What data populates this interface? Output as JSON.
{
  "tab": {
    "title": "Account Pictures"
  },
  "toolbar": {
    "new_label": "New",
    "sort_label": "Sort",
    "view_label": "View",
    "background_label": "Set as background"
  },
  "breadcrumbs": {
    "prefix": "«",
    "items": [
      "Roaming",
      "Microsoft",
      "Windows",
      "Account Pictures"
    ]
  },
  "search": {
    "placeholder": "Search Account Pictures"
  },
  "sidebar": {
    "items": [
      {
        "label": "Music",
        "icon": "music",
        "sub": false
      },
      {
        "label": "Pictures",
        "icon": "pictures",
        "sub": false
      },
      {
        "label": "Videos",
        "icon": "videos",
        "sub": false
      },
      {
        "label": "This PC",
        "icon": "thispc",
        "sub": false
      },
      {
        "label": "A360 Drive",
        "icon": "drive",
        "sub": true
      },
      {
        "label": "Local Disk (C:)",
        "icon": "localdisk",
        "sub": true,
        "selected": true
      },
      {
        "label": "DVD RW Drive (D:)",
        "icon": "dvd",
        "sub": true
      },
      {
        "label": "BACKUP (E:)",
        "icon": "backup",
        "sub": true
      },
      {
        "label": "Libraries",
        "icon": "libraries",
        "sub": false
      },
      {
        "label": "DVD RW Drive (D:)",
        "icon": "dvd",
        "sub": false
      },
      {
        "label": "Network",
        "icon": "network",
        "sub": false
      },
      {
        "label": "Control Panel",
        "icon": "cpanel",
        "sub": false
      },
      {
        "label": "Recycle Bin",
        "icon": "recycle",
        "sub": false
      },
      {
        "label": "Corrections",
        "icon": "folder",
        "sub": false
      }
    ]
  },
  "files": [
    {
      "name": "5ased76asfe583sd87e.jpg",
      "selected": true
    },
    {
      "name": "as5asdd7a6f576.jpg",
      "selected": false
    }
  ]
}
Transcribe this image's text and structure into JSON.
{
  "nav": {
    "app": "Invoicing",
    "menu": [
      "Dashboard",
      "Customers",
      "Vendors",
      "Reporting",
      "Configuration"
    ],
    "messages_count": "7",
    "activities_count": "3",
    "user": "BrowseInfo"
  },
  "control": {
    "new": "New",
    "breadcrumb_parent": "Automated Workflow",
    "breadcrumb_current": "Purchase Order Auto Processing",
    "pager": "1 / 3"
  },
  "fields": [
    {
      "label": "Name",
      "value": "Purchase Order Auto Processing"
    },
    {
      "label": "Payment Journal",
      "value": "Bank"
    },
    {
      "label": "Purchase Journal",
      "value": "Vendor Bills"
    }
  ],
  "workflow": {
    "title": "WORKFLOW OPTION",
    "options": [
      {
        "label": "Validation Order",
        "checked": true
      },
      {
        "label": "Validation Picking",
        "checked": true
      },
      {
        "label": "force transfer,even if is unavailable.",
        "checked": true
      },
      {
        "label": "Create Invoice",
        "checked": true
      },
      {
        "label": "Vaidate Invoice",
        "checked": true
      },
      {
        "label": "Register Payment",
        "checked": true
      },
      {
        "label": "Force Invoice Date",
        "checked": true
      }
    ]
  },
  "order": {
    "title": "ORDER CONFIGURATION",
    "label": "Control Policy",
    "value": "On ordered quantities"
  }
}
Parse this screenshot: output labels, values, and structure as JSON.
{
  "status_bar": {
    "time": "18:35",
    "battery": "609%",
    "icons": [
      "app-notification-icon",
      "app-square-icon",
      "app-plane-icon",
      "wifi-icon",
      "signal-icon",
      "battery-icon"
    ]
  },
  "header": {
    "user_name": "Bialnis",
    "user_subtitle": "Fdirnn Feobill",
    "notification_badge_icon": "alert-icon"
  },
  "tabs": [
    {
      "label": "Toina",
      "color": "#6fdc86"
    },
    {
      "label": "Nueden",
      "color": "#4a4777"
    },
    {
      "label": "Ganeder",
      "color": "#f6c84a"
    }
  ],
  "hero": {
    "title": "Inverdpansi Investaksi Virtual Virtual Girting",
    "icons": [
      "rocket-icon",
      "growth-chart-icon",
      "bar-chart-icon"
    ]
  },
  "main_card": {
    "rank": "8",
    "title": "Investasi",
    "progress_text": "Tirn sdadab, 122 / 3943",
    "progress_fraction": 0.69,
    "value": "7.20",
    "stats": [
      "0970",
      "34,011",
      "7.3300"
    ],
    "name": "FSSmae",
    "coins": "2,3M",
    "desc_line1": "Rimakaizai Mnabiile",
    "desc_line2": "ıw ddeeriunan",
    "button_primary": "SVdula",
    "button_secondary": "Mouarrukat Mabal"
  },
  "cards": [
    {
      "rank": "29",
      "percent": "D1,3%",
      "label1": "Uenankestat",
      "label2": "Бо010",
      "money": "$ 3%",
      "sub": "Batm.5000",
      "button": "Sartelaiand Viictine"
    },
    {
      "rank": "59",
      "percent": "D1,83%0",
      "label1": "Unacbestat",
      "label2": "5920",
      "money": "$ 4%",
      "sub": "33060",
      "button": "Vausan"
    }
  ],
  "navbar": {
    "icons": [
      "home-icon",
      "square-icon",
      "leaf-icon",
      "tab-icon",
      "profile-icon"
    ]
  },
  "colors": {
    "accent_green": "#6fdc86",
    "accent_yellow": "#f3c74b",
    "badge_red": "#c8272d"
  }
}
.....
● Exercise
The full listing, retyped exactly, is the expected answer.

● Response to the task
What data populates this interface? Output as JSON.
{
  "tab": {
    "title": "Account Pictures"
  },
  "toolbar": {
    "new_label": "New",
    "sort_label": "Sort",
    "view_label": "View",
    "background_label": "Set as background"
  },
  "breadcrumbs": {
    "prefix": "«",
    "items": [
      "Roaming",
      "Microsoft",
      "Windows",
      "Account Pictures"
    ]
  },
  "search": {
    "placeholder": "Search Account Pictures"
  },
  "sidebar": {
    "items": [
      {
        "label": "Music",
        "icon": "music",
        "sub": false
      },
      {
        "label": "Pictures",
        "icon": "pictures",
        "sub": false
      },
      {
        "label": "Videos",
        "icon": "videos",
        "sub": false
      },
      {
        "label": "This PC",
        "icon": "thispc",
        "sub": false
      },
      {
        "label": "A360 Drive",
        "icon": "drive",
        "sub": true
      },
      {
        "label": "Local Disk (C:)",
        "icon": "localdisk",
        "sub": true,
        "selected": true
      },
      {
        "label": "DVD RW Drive (D:)",
        "icon": "dvd",
        "sub": true
      },
      {
        "label": "BACKUP (E:)",
        "icon": "backup",
        "sub": true
      },
      {
        "label": "Libraries",
        "icon": "libraries",
        "sub": false
      },
      {
        "label": "DVD RW Drive (D:)",
        "icon": "dvd",
        "sub": false
      },
      {
        "label": "Network",
        "icon": "network",
        "sub": false
      },
      {
        "label": "Control Panel",
        "icon": "cpanel",
        "sub": false
      },
      {
        "label": "Recycle Bin",
        "icon": "recycle",
        "sub": false
      },
      {
        "label": "Corrections",
        "icon": "folder",
        "sub": false
      }
    ]
  },
  "files": [
    {
      "name": "5ased76asfe583sd87e.jpg",
      "selected": true
    },
    {
      "name": "as5asdd7a6f576.jpg",
      "selected": false
    }
  ]
}
Transcribe this image's text and structure into JSON.
{
  "nav": {
    "app": "Invoicing",
    "menu": [
      "Dashboard",
      "Customers",
      "Vendors",
      "Reporting",
      "Configuration"
    ],
    "messages_count": "7",
    "activities_count": "3",
    "user": "BrowseInfo"
  },
  "control": {
    "new": "New",
    "breadcrumb_parent": "Automated Workflow",
    "breadcrumb_current": "Purchase Order Auto Processing",
    "pager": "1 / 3"
  },
  "fields": [
    {
      "label": "Name",
      "value": "Purchase Order Auto Processing"
    },
    {
      "label": "Payment Journal",
      "value": "Bank"
    },
    {
      "label": "Purchase Journal",
      "value": "Vendor Bills"
    }
  ],
  "workflow": {
    "title": "WORKFLOW OPTION",
    "options": [
      {
        "label": "Validation Order",
        "checked": true
      },
      {
        "label": "Validation Picking",
        "checked": true
      },
      {
        "label": "force transfer,even if is unavailable.",
        "checked": true
      },
      {
        "label": "Create Invoice",
        "checked": true
      },
      {
        "label": "Vaidate Invoice",
        "checked": true
      },
      {
        "label": "Register Payment",
        "checked": true
      },
      {
        "label": "Force Invoice Date",
        "checked": true
      }
    ]
  },
  "order": {
    "title": "ORDER CONFIGURATION",
    "label": "Control Policy",
    "value": "On ordered quantities"
  }
}
Parse this screenshot: output labels, values, and structure as JSON.
{
  "status_bar": {
    "time": "18:35",
    "battery": "609%",
    "icons": [
      "app-notification-icon",
      "app-square-icon",
      "app-plane-icon",
      "wifi-icon",
      "signal-icon",
      "battery-icon"
    ]
  },
  "header": {
    "user_name": "Bialnis",
    "user_subtitle": "Fdirnn Feobill",
    "notification_badge_icon": "alert-icon"
  },
  "tabs": [
    {
      "label": "Toina",
      "color": "#6fdc86"
    },
    {
      "label": "Nueden",
      "color": "#4a4777"
    },
    {
      "label": "Ganeder",
      "color": "#f6c84a"
    }
  ],
  "hero": {
    "title": "Inverdpansi Investaksi Virtual Virtual Girting",
    "icons": [
      "rocket-icon",
      "growth-chart-icon",
      "bar-chart-icon"
    ]
  },
  "main_card": {
    "rank": "8",
    "title": "Investasi",
    "progress_text": "Tirn sdadab, 122 / 3943",
    "progress_fraction": 0.69,
    "value": "7.20",
    "stats": [
      "0970",
      "34,011",
      "7.3300"
    ],
    "name": "FSSmae",
    "coins": "2,3M",
    "desc_line1": "Rimakaizai Mnabiile",
    "desc_line2": "ıw ddeeriunan",
    "button_primary": "SVdula",
    "button_secondary": "Mouarrukat Mabal"
  },
  "cards": [
    {
      "rank": "29",
      "percent": "D1,3%",
      "label1": "Uenankestat",
      "label2": "Бо010",
      "money": "$ 3%",
      "sub": "Batm.5000",
      "button": "Sartelaiand Viictine"
    },
    {
      "rank": "59",
      "percent": "D1,83%0",
      "label1": "Unacbestat",
      "label2": "5920",
      "money": "$ 4%",
      "sub": "33060",
      "button": "Vausan"
    }
  ],
  "navbar": {
    "icons": [
      "home-icon",
      "square-icon",
      "leaf-icon",
      "tab-icon",
      "profile-icon"
    ]
  },
  "colors": {
    "accent_green": "#6fdc86",
    "accent_yellow": "#f3c74b",
    "badge_red": "#c8272d"
  }
}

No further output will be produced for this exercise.